Driven by questions from fans, he briefly returned to the scene in October 2010, announcing plans for his future work: he would join THQ Montreal and form his own team (Patrice & Co). His words became reality in June 2011, which saw the entry of the Canadian into THQ and the start of work on 1666: Amsterdam .
Conducted by fifty enthusiasts, production halfway between Dishonored and Assassin's Creed would have contained distinctive elements such as the ability to control animals. As shown in a video released by Brandon Sheffield in 2013, the action / adventure aimed to stand out on the artistic front, borrowing part of the playful formula of Assassin's Creed II.
Unfortunately, as we all know, the project fell into limbo when THQ declared bankruptcy, relinquishing the Montreal office to Ubisoft in January 2013. After a few months, the French company dismissed Désilets for some contractual issues but the creative version is different. According to his words, he was notified of an immediate dismissal letter, which left him no time to say goodbye to his team.
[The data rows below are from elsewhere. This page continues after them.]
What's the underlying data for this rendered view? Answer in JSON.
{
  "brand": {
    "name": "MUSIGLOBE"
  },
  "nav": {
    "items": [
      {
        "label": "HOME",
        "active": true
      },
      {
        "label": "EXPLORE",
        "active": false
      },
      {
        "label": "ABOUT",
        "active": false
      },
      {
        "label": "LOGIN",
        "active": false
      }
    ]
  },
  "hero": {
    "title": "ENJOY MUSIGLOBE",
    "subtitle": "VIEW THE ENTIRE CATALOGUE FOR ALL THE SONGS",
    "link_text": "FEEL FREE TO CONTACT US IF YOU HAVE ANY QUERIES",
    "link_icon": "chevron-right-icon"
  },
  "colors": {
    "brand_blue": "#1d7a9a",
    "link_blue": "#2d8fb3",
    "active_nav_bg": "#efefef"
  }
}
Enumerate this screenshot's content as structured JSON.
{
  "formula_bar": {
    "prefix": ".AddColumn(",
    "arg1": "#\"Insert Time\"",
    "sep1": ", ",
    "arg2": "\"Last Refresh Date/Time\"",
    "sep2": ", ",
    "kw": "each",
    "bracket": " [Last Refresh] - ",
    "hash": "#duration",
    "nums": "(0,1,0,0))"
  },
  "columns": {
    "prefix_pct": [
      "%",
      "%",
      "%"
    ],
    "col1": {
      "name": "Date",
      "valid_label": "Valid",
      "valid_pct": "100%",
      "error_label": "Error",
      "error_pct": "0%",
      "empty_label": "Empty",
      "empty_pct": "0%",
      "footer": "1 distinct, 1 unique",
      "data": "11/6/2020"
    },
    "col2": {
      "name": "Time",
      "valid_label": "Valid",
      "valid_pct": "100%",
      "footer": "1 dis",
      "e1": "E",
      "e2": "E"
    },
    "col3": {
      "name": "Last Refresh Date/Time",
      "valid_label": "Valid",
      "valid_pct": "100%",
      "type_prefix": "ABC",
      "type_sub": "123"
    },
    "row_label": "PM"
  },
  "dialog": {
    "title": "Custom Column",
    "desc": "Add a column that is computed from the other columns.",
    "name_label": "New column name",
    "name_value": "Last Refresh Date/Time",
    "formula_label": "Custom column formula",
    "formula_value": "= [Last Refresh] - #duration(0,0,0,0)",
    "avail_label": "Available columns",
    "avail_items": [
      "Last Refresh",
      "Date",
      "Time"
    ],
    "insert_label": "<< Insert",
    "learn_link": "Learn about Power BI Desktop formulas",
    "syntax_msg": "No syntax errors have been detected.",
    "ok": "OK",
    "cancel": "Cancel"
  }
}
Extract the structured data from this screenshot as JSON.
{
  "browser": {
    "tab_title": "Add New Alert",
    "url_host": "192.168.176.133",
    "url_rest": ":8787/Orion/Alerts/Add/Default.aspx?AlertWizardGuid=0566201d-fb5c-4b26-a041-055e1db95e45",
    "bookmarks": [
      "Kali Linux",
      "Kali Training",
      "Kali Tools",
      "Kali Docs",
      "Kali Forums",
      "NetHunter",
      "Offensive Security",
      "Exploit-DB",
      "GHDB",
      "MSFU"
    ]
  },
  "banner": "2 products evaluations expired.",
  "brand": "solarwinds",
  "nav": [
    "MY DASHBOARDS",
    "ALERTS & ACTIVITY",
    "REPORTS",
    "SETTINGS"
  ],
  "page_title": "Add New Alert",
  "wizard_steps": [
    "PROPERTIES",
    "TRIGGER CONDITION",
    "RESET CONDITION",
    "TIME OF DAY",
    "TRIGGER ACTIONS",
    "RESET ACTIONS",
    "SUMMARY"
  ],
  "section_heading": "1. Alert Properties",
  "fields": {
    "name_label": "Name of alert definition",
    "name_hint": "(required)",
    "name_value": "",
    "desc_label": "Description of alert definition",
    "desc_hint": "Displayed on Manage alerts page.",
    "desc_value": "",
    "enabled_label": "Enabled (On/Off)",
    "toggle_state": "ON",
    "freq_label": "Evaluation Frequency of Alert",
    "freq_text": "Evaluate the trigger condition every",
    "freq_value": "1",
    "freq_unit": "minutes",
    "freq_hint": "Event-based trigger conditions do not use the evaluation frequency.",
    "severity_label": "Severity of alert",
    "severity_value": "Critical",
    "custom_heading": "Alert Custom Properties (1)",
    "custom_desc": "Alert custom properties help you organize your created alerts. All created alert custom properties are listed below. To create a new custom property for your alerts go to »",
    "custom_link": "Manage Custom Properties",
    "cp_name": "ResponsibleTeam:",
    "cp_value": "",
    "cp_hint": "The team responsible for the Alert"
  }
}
While not knowing the exact course of events, one thing is certain: this was the beginning of a dark period for Patrice, who – together with his old colleague Jean-Francois Boivin – found himself "on the street" and without more a perspective. However, Assassin's Creed's dad didn't give up and he climbed up the slope, setting up Panache Digital Games with Boivin himself.
Nowadays, accompanied by just over thirty people, he is working on Ancestors: The Humankind Odyssey, thanks to which we can relive the origins of the human race. Aware of some structural limitations but eager to get back into the game at all costs, he will aim to instill ancestral fears in us, pushing us to explore Neogene's Africa. The idea of not letting us interpret a single "man" but the whole species in a continuous struggle for survival (and evolution) is certainly outside the box, as proof of an ambition that has never abandoned Désilets, not even in the darkest hour.